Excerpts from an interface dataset
========

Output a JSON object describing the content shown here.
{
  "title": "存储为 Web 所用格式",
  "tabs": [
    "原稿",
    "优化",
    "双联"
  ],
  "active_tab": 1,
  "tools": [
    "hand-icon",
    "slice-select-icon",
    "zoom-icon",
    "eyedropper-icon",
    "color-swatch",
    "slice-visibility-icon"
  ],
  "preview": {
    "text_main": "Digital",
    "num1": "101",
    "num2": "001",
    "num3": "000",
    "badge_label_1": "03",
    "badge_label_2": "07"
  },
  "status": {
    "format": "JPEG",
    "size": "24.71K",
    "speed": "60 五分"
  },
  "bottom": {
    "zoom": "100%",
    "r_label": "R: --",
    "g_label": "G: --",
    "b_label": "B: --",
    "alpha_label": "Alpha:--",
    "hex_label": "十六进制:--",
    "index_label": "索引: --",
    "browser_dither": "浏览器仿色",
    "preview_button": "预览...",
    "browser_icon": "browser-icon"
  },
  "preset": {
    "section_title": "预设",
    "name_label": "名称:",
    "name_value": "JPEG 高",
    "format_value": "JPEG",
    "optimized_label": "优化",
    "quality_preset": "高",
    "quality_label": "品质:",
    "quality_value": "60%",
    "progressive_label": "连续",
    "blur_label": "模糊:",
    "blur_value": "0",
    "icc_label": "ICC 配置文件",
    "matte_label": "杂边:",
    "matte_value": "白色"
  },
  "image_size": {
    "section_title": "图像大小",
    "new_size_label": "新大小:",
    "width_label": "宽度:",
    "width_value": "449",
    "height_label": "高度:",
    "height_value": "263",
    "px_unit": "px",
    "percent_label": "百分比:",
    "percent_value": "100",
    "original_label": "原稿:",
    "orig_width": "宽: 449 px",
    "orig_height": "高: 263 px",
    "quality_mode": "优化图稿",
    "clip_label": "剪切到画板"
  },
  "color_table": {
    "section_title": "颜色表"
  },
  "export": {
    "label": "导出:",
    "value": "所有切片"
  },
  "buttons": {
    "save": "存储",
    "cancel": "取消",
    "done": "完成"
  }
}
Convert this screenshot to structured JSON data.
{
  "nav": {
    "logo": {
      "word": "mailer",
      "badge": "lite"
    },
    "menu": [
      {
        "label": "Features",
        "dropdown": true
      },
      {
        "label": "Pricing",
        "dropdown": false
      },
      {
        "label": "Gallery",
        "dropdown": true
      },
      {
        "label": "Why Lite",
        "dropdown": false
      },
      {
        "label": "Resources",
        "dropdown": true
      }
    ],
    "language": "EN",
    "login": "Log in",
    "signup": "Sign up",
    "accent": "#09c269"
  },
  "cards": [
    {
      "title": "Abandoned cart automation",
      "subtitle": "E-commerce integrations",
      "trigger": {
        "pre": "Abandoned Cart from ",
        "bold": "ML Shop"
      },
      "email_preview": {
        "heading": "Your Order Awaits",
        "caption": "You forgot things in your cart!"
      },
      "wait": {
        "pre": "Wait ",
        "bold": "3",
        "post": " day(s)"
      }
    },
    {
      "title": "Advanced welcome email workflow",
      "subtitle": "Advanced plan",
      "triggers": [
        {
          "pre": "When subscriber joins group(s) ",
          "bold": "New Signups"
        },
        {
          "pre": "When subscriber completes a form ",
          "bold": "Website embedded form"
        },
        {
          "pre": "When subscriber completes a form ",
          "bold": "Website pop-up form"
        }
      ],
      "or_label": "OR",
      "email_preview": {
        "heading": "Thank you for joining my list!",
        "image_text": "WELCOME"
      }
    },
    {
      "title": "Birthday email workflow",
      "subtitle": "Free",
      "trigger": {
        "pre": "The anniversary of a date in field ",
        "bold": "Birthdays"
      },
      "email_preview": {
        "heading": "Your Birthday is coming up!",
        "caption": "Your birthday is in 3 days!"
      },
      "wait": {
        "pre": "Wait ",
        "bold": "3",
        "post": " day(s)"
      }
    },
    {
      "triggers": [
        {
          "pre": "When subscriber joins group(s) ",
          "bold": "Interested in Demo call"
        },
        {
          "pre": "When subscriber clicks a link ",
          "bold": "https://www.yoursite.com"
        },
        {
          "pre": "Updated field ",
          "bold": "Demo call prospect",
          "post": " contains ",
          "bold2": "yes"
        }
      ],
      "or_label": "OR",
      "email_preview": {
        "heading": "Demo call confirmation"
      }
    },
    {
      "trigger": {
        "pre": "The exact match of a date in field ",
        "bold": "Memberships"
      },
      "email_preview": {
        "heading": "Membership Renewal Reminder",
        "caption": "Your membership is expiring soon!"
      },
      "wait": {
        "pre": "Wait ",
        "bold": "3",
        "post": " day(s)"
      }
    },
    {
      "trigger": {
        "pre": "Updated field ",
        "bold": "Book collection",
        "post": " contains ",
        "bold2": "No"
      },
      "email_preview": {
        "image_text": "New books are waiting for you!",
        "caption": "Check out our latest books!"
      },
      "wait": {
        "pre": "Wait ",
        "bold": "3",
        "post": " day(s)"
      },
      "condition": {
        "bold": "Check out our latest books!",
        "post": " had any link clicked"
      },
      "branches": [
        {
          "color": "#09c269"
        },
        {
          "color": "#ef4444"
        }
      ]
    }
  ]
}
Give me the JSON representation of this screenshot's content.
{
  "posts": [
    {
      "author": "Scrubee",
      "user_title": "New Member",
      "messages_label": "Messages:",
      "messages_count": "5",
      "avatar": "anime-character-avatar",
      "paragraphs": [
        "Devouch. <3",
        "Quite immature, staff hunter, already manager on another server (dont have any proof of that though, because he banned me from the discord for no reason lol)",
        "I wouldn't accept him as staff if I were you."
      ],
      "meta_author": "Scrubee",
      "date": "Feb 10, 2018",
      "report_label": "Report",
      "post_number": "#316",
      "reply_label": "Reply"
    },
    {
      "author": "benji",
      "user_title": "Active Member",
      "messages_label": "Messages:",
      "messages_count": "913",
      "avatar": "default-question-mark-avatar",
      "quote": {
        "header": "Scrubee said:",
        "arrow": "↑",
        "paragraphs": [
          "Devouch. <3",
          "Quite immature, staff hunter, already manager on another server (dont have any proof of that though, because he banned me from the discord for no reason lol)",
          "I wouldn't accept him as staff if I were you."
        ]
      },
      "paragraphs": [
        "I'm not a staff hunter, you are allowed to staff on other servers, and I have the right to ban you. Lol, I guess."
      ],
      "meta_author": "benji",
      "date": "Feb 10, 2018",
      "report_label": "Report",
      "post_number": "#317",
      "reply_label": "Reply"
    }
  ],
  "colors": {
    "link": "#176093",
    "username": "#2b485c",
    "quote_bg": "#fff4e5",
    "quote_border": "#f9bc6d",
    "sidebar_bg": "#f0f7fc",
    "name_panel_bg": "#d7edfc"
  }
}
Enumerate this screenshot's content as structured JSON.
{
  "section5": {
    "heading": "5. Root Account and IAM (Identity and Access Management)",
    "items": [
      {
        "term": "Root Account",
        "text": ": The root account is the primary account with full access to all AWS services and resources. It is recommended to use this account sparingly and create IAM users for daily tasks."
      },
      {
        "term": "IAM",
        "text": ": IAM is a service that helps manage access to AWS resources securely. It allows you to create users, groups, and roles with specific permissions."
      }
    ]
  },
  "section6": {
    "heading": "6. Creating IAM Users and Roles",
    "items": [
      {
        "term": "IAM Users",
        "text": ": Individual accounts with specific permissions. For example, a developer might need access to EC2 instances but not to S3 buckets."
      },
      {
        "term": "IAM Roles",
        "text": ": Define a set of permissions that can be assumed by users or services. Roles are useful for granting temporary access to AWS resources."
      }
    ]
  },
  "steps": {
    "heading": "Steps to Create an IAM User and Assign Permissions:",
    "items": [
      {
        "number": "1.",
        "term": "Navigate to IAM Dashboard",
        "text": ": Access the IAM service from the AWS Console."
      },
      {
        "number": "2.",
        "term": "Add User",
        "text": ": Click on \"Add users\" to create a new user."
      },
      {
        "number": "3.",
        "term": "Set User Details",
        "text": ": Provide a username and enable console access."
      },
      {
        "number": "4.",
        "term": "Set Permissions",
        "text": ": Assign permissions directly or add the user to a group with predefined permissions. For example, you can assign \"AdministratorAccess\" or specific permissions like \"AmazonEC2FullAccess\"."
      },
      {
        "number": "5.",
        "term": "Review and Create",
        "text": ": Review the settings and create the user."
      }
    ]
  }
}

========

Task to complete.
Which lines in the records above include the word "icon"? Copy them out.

Written answer.
    "hand-icon",
    "slice-select-icon",
    "zoom-icon",
    "eyedropper-icon",
    "slice-visibility-icon"
    "browser_icon": "browser-icon"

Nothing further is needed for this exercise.